desire for change with the church was ravaging through the minds of the Europeans. Europeans withdrew from the practices and teachings of the Catholic church, which in turn promoted the church to responded with inquisitorial instruments to enforce its teachings. The response from the Catholic church did not necessarily work out the way they had wanted to, these inquisitorial instruments only withdrew the Europeans further than they originally were. Resulting in Martin Luther’s first protest against the Papacy and the Catholic church, which resulted in causing the Reformation, although beneficial to the previously persecuted, it would set the stepping stones for social disrupt and constant political feuding between nations and peoples not only from the sixteenth to the
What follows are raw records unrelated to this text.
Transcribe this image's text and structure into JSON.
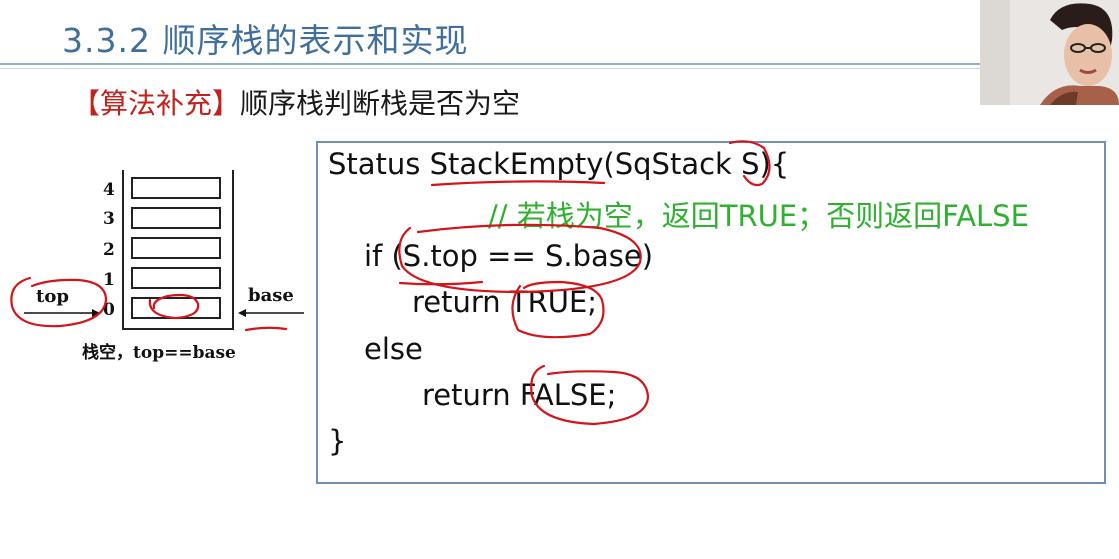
{
  "slide": {
    "title": "3.3.2 顺序栈的表示和实现",
    "subtitle_tag": "【算法补充】",
    "subtitle_text": "顺序栈判断栈是否为空"
  },
  "diagram": {
    "indices": [
      "4",
      "3",
      "2",
      "1",
      "0"
    ],
    "top_label": "top",
    "base_label": "base",
    "caption": "栈空，top==base"
  },
  "code": {
    "lines": [
      "Status StackEmpty(SqStack S){",
      "// 若栈为空，返回TRUE；否则返回FALSE",
      "if (S.top == S.base)",
      "return TRUE;",
      "else",
      "return  FALSE;",
      "}"
    ]
  },
  "colors": {
    "title": "#3f6f9a",
    "tag": "#c0231d",
    "comment": "#2fb12f",
    "code_border": "#6f8fb3",
    "annotation_ink": "#d4141b"
  }
}
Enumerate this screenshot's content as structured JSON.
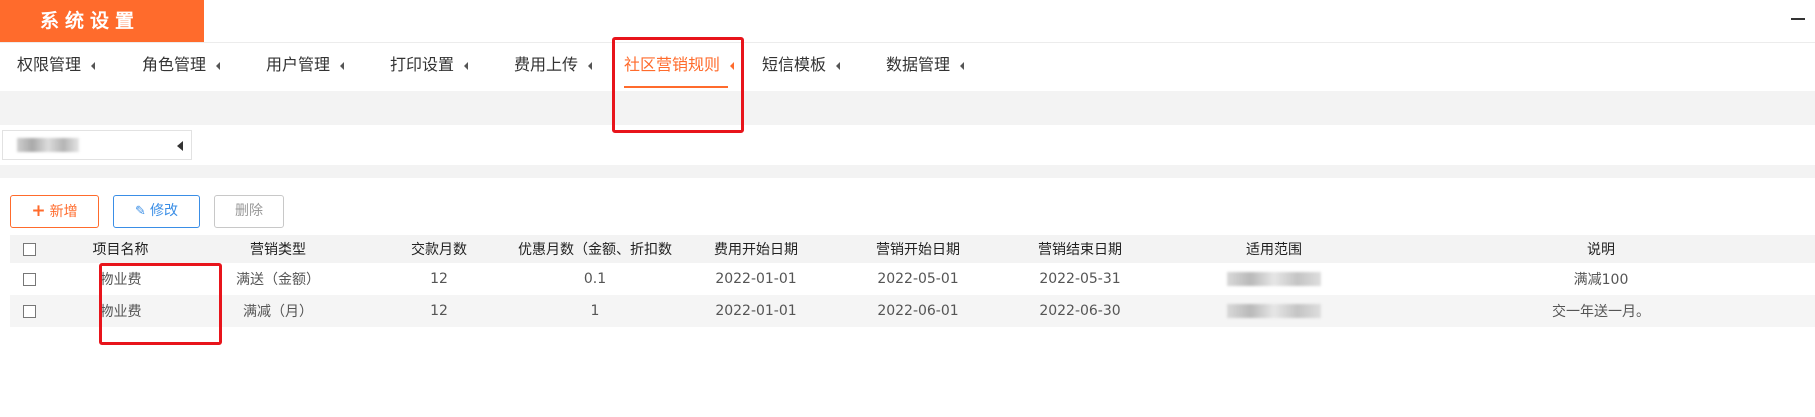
{
  "window": {
    "title": "系统设置"
  },
  "nav": {
    "items": [
      {
        "label": "权限管理"
      },
      {
        "label": "角色管理"
      },
      {
        "label": "用户管理"
      },
      {
        "label": "打印设置"
      },
      {
        "label": "费用上传"
      },
      {
        "label": "社区营销规则",
        "active": true
      },
      {
        "label": "短信模板"
      },
      {
        "label": "数据管理"
      }
    ]
  },
  "toolbar": {
    "add_label": "新增",
    "edit_label": "修改",
    "delete_label": "删除"
  },
  "table": {
    "headers": [
      "项目名称",
      "营销类型",
      "交款月数",
      "优惠月数（金额、折扣数",
      "费用开始日期",
      "营销开始日期",
      "营销结束日期",
      "适用范围",
      "说明"
    ],
    "rows": [
      {
        "item": "物业费",
        "type": "满送（金额）",
        "months": "12",
        "discount": "0.1",
        "fee_start": "2022-01-01",
        "promo_start": "2022-05-01",
        "promo_end": "2022-05-31",
        "note": "满减100"
      },
      {
        "item": "物业费",
        "type": "满减（月）",
        "months": "12",
        "discount": "1",
        "fee_start": "2022-01-01",
        "promo_start": "2022-06-01",
        "promo_end": "2022-06-30",
        "note": "交一年送一月。"
      }
    ]
  },
  "colors": {
    "accent": "#ff6b2c",
    "edit_blue": "#3a8ee6",
    "highlight_red": "#e8141b"
  }
}
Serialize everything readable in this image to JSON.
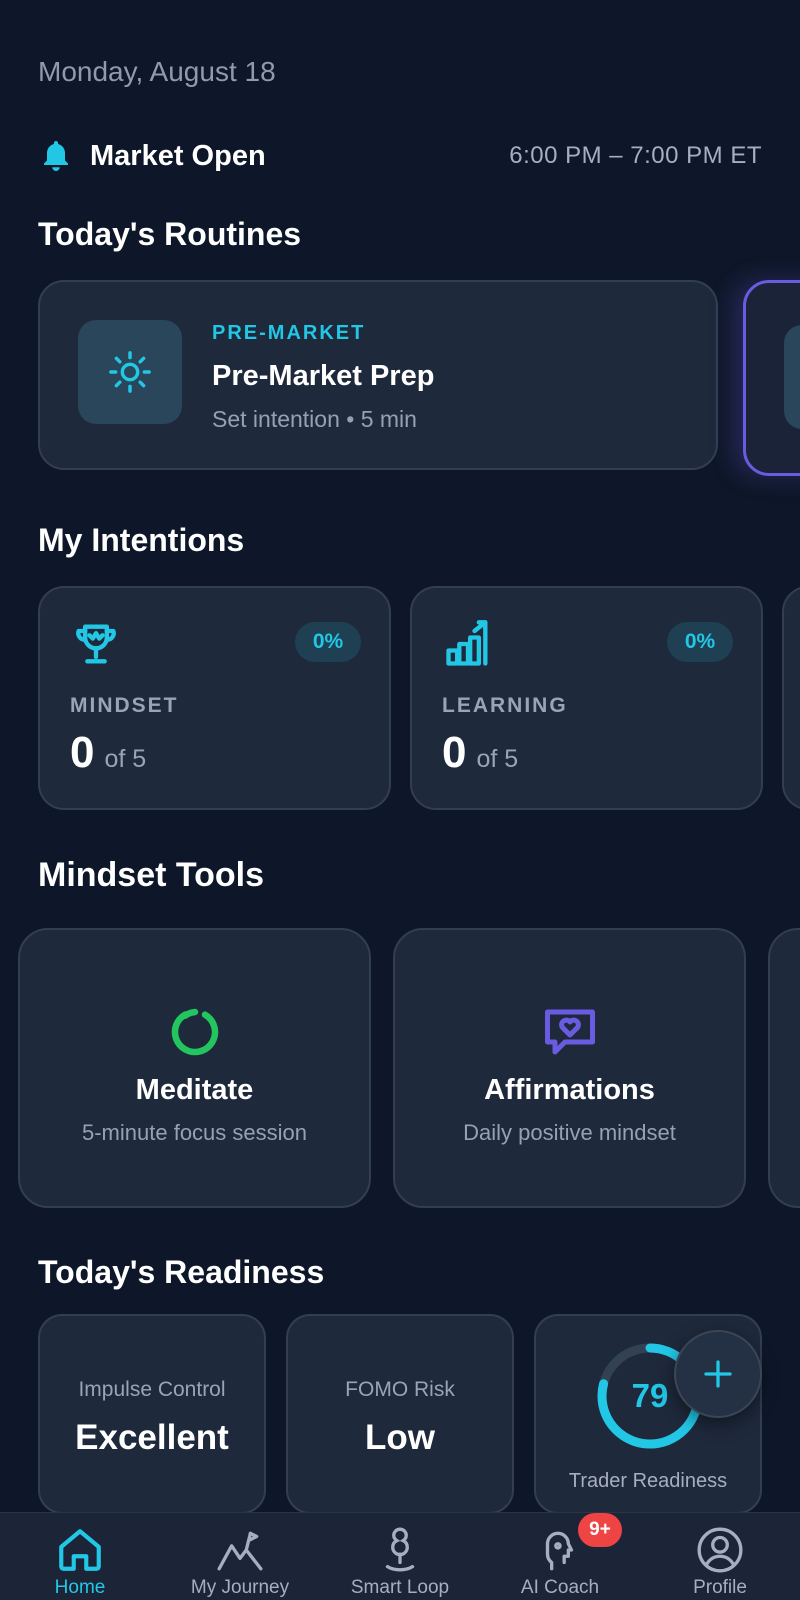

eighteenth century but it would continue well beyond that time period influencing even the way the world works today. This despise of the Papacy from the Europeans did no only bring about not only a breakaway from the Catholic Church but ultimately Christianity as a whole resulting in a almost completely secular civilization by the end of the eighteenth century.(Spielvogel xxxii) One of the first examples of this social disrupt between the Catholics and Protestants was that between the Catholics and the Calvanists in France during the French wars of religion. While the base of the disagreement was from religious differences it was not the sole factor of discontent between these two peoples. There different denominations allowed for a sort of categorizing between two sects of

people, Catholics were supporters of the crown while Calvanists was in strong opposition of the crown, this is a trend that will be constantly repeated throughout history. “The devout Catholic king of Spain, Philip II, supported the policies of the ultra-Catholic Guise Family Elizabeth I of England supported the Huguenots [French for Calvanits] for political reasons.”(Spielvogel 500-501) Thus creating one of the first examples of nations either supporting or not supporting other nations for not solely political reasons but also for religious. “The remark of a close friend of the Guises to the Spanish ambassador in 1565 went to the heart of the problem: ‘Nowadays Catholic princes must not proceed as they once did. At one time friends and enemies were distinguished by the

frontiers of provinces and kingdoms, and were called Italians, Germans, French, Spaniards, English, and the like; now we must say Catholics and heretics, and a Catholic prince must consider all Catholics of all countries as his friends, just as the heretics consider all heretics as friends and subjects, whether they are their own vassals or not.”(Spielvogel 501) As previously mentioned King Philip II of Spain (1556-1598) was one of the most influential Catholics of the second half of the sixteenth century. He showed his belief in Catholicism again in a extremely forceful way through the Spanish Inquisition. “The Spanish had little difficulty seeing themselves as a nation of people divinely chosen to save Catholic Christianity from the Protestant heretics.”(Spielvogel 503)